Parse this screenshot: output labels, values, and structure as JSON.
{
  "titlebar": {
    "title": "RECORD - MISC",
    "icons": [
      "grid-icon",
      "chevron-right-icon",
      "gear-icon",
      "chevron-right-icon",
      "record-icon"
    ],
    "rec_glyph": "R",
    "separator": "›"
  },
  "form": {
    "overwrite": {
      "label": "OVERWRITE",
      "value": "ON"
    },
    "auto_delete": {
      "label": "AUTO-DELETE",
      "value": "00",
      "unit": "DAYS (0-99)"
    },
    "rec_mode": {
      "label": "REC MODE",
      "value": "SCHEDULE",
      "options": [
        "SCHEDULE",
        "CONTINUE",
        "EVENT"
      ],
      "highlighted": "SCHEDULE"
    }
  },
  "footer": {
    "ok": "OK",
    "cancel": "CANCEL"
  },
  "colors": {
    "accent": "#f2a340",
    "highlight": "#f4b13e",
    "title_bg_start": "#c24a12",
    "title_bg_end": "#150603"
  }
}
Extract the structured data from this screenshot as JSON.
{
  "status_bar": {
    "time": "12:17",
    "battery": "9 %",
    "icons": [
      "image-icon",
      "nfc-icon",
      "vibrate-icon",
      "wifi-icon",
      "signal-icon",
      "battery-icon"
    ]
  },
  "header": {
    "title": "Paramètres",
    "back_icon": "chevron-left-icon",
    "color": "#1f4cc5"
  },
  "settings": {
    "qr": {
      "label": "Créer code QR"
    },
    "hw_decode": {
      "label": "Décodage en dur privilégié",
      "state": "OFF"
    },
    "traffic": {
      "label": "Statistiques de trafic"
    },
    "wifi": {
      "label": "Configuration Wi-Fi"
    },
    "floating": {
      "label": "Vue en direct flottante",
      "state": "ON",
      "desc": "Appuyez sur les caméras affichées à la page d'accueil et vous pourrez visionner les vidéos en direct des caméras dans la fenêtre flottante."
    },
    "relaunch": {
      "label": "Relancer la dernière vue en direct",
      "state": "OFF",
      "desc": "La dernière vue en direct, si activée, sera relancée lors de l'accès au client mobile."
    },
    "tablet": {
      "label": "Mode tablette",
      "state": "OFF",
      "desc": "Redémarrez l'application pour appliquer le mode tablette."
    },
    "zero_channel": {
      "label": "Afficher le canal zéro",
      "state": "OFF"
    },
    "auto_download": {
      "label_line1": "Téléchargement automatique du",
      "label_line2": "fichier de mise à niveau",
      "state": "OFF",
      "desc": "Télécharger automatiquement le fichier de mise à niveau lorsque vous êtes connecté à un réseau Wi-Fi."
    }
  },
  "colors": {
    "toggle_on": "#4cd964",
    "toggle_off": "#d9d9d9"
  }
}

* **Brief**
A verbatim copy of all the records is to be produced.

* **Finished exercise**
Parse this screenshot: output labels, values, and structure as JSON.
{
  "titlebar": {
    "title": "RECORD - MISC",
    "icons": [
      "grid-icon",
      "chevron-right-icon",
      "gear-icon",
      "chevron-right-icon",
      "record-icon"
    ],
    "rec_glyph": "R",
    "separator": "›"
  },
  "form": {
    "overwrite": {
      "label": "OVERWRITE",
      "value": "ON"
    },
    "auto_delete": {
      "label": "AUTO-DELETE",
      "value": "00",
      "unit": "DAYS (0-99)"
    },
    "rec_mode": {
      "label": "REC MODE",
      "value": "SCHEDULE",
      "options": [
        "SCHEDULE",
        "CONTINUE",
        "EVENT"
      ],
      "highlighted": "SCHEDULE"
    }
  },
  "footer": {
    "ok": "OK",
    "cancel": "CANCEL"
  },
  "colors": {
    "accent": "#f2a340",
    "highlight": "#f4b13e",
    "title_bg_start": "#c24a12",
    "title_bg_end": "#150603"
  }
}
Extract the structured data from this screenshot as JSON.
{
  "status_bar": {
    "time": "12:17",
    "battery": "9 %",
    "icons": [
      "image-icon",
      "nfc-icon",
      "vibrate-icon",
      "wifi-icon",
      "signal-icon",
      "battery-icon"
    ]
  },
  "header": {
    "title": "Paramètres",
    "back_icon": "chevron-left-icon",
    "color": "#1f4cc5"
  },
  "settings": {
    "qr": {
      "label": "Créer code QR"
    },
    "hw_decode": {
      "label": "Décodage en dur privilégié",
      "state": "OFF"
    },
    "traffic": {
      "label": "Statistiques de trafic"
    },
    "wifi": {
      "label": "Configuration Wi-Fi"
    },
    "floating": {
      "label": "Vue en direct flottante",
      "state": "ON",
      "desc": "Appuyez sur les caméras affichées à la page d'accueil et vous pourrez visionner les vidéos en direct des caméras dans la fenêtre flottante."
    },
    "relaunch": {
      "label": "Relancer la dernière vue en direct",
      "state": "OFF",
      "desc": "La dernière vue en direct, si activée, sera relancée lors de l'accès au client mobile."
    },
    "tablet": {
      "label": "Mode tablette",
      "state": "OFF",
      "desc": "Redémarrez l'application pour appliquer le mode tablette."
    },
    "zero_channel": {
      "label": "Afficher le canal zéro",
      "state": "OFF"
    },
    "auto_download": {
      "label_line1": "Téléchargement automatique du",
      "label_line2": "fichier de mise à niveau",
      "state": "OFF",
      "desc": "Télécharger automatiquement le fichier de mise à niveau lorsque vous êtes connecté à un réseau Wi-Fi."
    }
  },
  "colors": {
    "toggle_on": "#4cd964",
    "toggle_off": "#d9d9d9"
  }
}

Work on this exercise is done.